**EXERCISE INPUTS**:
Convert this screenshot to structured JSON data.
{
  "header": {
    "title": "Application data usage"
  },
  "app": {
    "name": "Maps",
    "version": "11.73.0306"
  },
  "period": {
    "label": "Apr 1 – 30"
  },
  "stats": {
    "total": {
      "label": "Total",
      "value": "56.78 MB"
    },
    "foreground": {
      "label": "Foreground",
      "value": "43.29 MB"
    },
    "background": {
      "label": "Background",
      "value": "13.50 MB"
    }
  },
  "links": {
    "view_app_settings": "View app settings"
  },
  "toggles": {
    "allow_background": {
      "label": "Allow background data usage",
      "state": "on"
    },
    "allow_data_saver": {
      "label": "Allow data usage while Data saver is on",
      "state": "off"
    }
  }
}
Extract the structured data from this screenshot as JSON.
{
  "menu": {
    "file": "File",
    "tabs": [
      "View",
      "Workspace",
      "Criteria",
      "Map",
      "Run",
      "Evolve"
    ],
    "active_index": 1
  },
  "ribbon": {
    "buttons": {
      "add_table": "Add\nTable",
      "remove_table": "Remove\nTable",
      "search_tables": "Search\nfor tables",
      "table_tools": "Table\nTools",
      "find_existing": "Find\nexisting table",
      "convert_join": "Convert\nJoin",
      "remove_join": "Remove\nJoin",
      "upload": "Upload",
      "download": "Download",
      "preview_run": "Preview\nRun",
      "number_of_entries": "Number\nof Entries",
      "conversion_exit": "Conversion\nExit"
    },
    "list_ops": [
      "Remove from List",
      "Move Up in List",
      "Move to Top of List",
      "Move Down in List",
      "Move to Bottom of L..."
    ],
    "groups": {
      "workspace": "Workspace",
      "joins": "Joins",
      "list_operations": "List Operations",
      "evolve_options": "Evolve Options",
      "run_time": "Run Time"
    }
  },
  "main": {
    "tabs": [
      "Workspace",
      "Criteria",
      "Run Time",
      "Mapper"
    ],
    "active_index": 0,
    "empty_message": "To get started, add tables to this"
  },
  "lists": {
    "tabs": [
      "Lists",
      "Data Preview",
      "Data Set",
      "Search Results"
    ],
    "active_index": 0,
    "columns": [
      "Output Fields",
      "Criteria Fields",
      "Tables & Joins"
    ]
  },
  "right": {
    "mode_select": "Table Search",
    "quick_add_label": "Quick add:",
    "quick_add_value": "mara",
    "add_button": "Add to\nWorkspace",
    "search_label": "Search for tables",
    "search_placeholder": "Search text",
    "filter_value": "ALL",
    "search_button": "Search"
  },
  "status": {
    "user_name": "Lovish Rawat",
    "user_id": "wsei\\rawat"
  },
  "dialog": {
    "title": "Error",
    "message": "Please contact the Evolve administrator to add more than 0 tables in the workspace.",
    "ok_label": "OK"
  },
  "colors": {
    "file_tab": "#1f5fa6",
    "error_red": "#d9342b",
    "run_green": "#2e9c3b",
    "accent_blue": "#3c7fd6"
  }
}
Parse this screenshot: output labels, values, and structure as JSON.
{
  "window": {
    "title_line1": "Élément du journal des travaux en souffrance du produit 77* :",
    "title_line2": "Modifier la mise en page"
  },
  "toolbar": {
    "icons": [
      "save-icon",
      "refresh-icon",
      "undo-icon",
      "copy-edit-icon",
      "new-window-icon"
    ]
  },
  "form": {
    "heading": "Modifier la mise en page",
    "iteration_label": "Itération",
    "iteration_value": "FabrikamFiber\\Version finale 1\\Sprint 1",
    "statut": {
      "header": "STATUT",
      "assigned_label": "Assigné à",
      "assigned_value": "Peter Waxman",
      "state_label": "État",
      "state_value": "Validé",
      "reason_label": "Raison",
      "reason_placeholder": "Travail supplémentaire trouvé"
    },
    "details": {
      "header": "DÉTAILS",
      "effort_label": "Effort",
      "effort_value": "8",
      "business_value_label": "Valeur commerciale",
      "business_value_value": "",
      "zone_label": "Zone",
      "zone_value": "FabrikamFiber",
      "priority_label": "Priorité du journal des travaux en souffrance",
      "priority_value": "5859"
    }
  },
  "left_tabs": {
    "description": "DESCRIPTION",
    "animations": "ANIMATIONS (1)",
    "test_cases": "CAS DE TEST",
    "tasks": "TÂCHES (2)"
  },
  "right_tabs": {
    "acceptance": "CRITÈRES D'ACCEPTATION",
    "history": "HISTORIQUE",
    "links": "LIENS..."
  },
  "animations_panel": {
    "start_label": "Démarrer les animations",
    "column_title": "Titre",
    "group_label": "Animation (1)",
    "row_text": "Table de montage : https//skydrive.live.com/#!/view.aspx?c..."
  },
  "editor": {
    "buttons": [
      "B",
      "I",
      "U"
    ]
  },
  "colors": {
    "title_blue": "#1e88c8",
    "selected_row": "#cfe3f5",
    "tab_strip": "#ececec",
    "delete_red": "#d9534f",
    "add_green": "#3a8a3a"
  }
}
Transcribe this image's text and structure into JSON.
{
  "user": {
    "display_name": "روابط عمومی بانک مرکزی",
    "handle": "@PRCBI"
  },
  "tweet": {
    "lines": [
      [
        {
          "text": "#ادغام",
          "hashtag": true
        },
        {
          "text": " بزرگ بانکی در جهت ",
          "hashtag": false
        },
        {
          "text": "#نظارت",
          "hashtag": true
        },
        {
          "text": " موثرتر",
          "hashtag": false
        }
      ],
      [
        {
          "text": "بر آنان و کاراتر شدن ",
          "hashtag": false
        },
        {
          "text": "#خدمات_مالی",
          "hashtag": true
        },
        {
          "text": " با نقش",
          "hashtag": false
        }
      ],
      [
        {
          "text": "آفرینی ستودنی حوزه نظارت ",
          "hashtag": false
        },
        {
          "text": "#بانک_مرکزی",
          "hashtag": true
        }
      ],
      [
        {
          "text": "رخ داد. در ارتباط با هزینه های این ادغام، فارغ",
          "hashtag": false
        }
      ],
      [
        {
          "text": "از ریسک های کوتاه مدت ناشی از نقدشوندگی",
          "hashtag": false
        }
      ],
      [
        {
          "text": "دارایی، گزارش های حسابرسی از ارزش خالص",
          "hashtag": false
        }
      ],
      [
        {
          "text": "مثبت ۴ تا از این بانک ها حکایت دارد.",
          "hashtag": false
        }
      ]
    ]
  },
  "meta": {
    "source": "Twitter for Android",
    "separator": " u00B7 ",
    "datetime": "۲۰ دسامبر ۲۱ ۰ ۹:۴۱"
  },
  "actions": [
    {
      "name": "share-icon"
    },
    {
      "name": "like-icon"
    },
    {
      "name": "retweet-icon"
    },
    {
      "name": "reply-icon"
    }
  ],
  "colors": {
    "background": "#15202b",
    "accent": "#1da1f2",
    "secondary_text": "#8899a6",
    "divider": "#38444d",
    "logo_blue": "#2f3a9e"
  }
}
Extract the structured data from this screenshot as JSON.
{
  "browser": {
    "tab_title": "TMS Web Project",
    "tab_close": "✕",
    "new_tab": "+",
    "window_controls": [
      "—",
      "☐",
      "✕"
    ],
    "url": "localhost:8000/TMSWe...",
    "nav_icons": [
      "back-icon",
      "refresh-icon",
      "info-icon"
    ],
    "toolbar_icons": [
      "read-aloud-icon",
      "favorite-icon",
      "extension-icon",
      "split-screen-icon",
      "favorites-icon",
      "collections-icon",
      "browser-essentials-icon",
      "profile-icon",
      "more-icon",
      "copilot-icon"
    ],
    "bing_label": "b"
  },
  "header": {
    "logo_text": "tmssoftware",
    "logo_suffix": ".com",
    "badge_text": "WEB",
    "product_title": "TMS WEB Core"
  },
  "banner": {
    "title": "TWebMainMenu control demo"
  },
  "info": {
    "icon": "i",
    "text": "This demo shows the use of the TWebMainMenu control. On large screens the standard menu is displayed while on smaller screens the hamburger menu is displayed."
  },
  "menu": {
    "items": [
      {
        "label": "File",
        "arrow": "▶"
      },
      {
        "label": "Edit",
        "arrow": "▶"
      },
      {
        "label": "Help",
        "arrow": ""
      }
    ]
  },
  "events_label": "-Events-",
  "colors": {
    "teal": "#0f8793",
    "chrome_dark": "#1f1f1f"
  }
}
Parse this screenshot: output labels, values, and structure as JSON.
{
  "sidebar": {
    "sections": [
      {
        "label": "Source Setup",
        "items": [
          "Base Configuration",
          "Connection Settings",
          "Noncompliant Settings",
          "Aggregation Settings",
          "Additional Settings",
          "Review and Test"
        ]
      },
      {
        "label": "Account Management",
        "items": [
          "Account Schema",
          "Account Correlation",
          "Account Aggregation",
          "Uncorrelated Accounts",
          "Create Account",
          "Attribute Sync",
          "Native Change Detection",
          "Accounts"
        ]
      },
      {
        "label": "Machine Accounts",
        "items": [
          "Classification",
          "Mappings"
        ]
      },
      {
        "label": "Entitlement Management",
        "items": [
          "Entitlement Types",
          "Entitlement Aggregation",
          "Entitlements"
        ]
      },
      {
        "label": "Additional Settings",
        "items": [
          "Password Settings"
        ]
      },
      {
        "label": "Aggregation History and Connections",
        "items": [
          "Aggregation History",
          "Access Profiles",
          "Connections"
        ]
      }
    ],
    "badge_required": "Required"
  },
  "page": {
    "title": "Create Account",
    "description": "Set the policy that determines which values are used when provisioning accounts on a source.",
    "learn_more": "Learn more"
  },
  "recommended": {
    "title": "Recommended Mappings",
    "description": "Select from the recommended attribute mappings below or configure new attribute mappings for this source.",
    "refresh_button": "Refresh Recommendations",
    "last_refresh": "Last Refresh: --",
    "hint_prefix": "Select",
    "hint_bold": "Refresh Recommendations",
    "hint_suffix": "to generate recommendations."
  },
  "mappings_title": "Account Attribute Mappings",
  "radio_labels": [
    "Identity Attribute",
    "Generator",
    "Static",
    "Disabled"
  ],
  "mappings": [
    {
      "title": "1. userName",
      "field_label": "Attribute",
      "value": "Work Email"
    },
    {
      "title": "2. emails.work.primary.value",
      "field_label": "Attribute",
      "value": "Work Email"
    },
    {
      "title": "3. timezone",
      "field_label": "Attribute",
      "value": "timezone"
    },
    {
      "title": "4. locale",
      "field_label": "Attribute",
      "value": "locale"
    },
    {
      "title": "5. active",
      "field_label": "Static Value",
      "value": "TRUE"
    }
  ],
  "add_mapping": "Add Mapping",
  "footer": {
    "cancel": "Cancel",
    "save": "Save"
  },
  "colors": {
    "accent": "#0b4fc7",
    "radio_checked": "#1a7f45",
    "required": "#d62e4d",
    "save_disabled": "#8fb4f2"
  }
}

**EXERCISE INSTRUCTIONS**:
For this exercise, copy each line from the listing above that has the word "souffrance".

**TASK OUTPUT**:
    "title_line1": "Élément du journal des travaux en souffrance du produit 77* :",
      "priority_label": "Priorité du journal des travaux en souffrance",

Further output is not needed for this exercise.